WHAT YOU SHOULD DO> Find the string "green" in the listing below and return each line it appears in.

SUPPLIED INFORMATION>
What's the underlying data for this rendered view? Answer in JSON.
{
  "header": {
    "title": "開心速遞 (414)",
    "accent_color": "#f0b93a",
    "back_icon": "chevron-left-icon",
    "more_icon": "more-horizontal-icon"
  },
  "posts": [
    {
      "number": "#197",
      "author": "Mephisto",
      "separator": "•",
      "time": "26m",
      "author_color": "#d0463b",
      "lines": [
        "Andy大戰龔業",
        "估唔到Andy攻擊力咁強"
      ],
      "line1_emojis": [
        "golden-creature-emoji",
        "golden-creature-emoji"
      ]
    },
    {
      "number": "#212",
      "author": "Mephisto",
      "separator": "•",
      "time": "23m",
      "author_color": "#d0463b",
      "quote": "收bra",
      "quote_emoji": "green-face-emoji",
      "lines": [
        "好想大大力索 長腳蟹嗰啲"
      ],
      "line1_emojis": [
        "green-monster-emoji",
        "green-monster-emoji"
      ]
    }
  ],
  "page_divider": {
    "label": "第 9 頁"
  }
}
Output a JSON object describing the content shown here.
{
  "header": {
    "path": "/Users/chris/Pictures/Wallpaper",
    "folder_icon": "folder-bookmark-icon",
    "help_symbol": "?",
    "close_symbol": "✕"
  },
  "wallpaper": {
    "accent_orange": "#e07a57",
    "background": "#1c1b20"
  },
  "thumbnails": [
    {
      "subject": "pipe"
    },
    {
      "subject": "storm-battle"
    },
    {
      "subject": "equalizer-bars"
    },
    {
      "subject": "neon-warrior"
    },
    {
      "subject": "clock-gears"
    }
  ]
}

RESULT BELOW>
      "quote_emoji": "green-face-emoji",
        "green-monster-emoji",
        "green-monster-emoji"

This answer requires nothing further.